Every entry must be copied word for word.

*** Opening of Recorded data ***

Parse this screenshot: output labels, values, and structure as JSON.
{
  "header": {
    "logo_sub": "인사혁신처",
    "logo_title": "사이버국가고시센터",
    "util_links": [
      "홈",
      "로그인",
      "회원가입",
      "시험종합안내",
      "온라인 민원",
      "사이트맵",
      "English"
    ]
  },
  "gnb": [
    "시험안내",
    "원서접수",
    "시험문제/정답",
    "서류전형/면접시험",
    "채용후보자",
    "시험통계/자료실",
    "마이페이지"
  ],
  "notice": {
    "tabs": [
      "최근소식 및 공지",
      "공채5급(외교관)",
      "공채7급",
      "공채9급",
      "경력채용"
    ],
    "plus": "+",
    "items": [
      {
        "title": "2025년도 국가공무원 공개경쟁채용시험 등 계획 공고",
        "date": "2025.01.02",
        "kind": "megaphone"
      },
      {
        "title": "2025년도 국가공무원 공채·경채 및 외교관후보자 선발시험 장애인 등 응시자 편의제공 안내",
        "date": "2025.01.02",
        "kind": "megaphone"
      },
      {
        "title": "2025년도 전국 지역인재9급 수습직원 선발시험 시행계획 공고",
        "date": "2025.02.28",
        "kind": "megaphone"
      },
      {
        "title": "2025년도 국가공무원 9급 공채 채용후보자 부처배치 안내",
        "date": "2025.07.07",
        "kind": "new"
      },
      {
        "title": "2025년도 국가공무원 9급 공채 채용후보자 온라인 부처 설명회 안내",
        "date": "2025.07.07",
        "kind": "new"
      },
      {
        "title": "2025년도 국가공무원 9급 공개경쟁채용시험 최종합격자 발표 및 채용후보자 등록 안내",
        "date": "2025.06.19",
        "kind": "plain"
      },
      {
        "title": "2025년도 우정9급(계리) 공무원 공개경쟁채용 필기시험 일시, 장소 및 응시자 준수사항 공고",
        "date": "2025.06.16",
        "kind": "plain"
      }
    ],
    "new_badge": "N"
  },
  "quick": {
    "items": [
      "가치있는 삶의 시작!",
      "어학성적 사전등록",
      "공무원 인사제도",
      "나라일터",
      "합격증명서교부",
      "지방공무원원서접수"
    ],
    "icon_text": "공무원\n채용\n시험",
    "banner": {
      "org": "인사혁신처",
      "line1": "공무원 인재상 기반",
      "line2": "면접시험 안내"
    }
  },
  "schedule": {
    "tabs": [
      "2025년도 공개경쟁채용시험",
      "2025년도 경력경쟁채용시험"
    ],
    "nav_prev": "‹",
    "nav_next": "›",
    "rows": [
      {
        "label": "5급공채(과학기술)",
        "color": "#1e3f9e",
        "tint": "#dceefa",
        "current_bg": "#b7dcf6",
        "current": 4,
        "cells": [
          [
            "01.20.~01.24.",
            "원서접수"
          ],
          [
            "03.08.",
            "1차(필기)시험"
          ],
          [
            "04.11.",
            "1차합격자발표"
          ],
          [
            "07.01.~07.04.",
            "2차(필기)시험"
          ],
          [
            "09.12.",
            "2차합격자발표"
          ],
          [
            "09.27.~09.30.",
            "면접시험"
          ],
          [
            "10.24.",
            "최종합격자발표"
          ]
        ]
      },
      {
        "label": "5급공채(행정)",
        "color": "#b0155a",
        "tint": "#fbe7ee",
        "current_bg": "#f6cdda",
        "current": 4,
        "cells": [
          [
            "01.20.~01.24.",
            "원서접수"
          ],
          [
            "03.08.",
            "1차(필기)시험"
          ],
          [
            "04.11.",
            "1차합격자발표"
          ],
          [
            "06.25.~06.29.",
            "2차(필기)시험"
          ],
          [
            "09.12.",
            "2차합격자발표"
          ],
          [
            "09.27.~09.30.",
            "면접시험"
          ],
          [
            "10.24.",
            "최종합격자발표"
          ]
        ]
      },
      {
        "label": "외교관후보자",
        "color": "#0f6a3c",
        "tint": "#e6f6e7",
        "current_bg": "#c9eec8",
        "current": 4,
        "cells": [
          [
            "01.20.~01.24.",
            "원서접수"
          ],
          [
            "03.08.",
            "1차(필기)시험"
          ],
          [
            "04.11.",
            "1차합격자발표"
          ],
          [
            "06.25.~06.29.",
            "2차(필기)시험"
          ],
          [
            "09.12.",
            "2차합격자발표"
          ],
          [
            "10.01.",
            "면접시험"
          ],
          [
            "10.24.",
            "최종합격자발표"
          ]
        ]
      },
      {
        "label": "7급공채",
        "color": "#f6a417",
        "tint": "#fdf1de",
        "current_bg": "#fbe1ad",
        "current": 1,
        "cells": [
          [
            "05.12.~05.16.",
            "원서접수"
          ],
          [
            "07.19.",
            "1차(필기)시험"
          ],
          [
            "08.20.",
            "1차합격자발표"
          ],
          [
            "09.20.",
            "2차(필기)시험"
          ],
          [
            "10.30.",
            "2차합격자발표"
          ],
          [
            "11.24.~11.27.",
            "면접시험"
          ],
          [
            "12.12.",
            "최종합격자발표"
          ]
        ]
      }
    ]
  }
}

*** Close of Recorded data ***

▶ [Output for this task]:
Parse this screenshot: output labels, values, and structure as JSON.
{
  "header": {
    "logo_sub": "인사혁신처",
    "logo_title": "사이버국가고시센터",
    "util_links": [
      "홈",
      "로그인",
      "회원가입",
      "시험종합안내",
      "온라인 민원",
      "사이트맵",
      "English"
    ]
  },
  "gnb": [
    "시험안내",
    "원서접수",
    "시험문제/정답",
    "서류전형/면접시험",
    "채용후보자",
    "시험통계/자료실",
    "마이페이지"
  ],
  "notice": {
    "tabs": [
      "최근소식 및 공지",
      "공채5급(외교관)",
      "공채7급",
      "공채9급",
      "경력채용"
    ],
    "plus": "+",
    "items": [
      {
        "title": "2025년도 국가공무원 공개경쟁채용시험 등 계획 공고",
        "date": "2025.01.02",
        "kind": "megaphone"
      },
      {
        "title": "2025년도 국가공무원 공채·경채 및 외교관후보자 선발시험 장애인 등 응시자 편의제공 안내",
        "date": "2025.01.02",
        "kind": "megaphone"
      },
      {
        "title": "2025년도 전국 지역인재9급 수습직원 선발시험 시행계획 공고",
        "date": "2025.02.28",
        "kind": "megaphone"
      },
      {
        "title": "2025년도 국가공무원 9급 공채 채용후보자 부처배치 안내",
        "date": "2025.07.07",
        "kind": "new"
      },
      {
        "title": "2025년도 국가공무원 9급 공채 채용후보자 온라인 부처 설명회 안내",
        "date": "2025.07.07",
        "kind": "new"
      },
      {
        "title": "2025년도 국가공무원 9급 공개경쟁채용시험 최종합격자 발표 및 채용후보자 등록 안내",
        "date": "2025.06.19",
        "kind": "plain"
      },
      {
        "title": "2025년도 우정9급(계리) 공무원 공개경쟁채용 필기시험 일시, 장소 및 응시자 준수사항 공고",
        "date": "2025.06.16",
        "kind": "plain"
      }
    ],
    "new_badge": "N"
  },
  "quick": {
    "items": [
      "가치있는 삶의 시작!",
      "어학성적 사전등록",
      "공무원 인사제도",
      "나라일터",
      "합격증명서교부",
      "지방공무원원서접수"
    ],
    "icon_text": "공무원\n채용\n시험",
    "banner": {
      "org": "인사혁신처",
      "line1": "공무원 인재상 기반",
      "line2": "면접시험 안내"
    }
  },
  "schedule": {
    "tabs": [
      "2025년도 공개경쟁채용시험",
      "2025년도 경력경쟁채용시험"
    ],
    "nav_prev": "‹",
    "nav_next": "›",
    "rows": [
      {
        "label": "5급공채(과학기술)",
        "color": "#1e3f9e",
        "tint": "#dceefa",
        "current_bg": "#b7dcf6",
        "current": 4,
        "cells": [
          [
            "01.20.~01.24.",
            "원서접수"
          ],
          [
            "03.08.",
            "1차(필기)시험"
          ],
          [
            "04.11.",
            "1차합격자발표"
          ],
          [
            "07.01.~07.04.",
            "2차(필기)시험"
          ],
          [
            "09.12.",
            "2차합격자발표"
          ],
          [
            "09.27.~09.30.",
            "면접시험"
          ],
          [
            "10.24.",
            "최종합격자발표"
          ]
        ]
      },
      {
        "label": "5급공채(행정)",
        "color": "#b0155a",
        "tint": "#fbe7ee",
        "current_bg": "#f6cdda",
        "current": 4,
        "cells": [
          [
            "01.20.~01.24.",
            "원서접수"
          ],
          [
            "03.08.",
            "1차(필기)시험"
          ],
          [
            "04.11.",
            "1차합격자발표"
          ],
          [
            "06.25.~06.29.",
            "2차(필기)시험"
          ],
          [
            "09.12.",
            "2차합격자발표"
          ],
          [
            "09.27.~09.30.",
            "면접시험"
          ],
          [
            "10.24.",
            "최종합격자발표"
          ]
        ]
      },
      {
        "label": "외교관후보자",
        "color": "#0f6a3c",
        "tint": "#e6f6e7",
        "current_bg": "#c9eec8",
        "current": 4,
        "cells": [
          [
            "01.20.~01.24.",
            "원서접수"
          ],
          [
            "03.08.",
            "1차(필기)시험"
          ],
          [
            "04.11.",
            "1차합격자발표"
          ],
          [
            "06.25.~06.29.",
            "2차(필기)시험"
          ],
          [
            "09.12.",
            "2차합격자발표"
          ],
          [
            "10.01.",
            "면접시험"
          ],
          [
            "10.24.",
            "최종합격자발표"
          ]
        ]
      },
      {
        "label": "7급공채",
        "color": "#f6a417",
        "tint": "#fdf1de",
        "current_bg": "#fbe1ad",
        "current": 1,
        "cells": [
          [
            "05.12.~05.16.",
            "원서접수"
          ],
          [
            "07.19.",
            "1차(필기)시험"
          ],
          [
            "08.20.",
            "1차합격자발표"
          ],
          [
            "09.20.",
            "2차(필기)시험"
          ],
          [
            "10.30.",
            "2차합격자발표"
          ],
          [
            "11.24.~11.27.",
            "면접시험"
          ],
          [
            "12.12.",
            "최종합격자발표"
          ]
        ]
      }
    ]
  }
}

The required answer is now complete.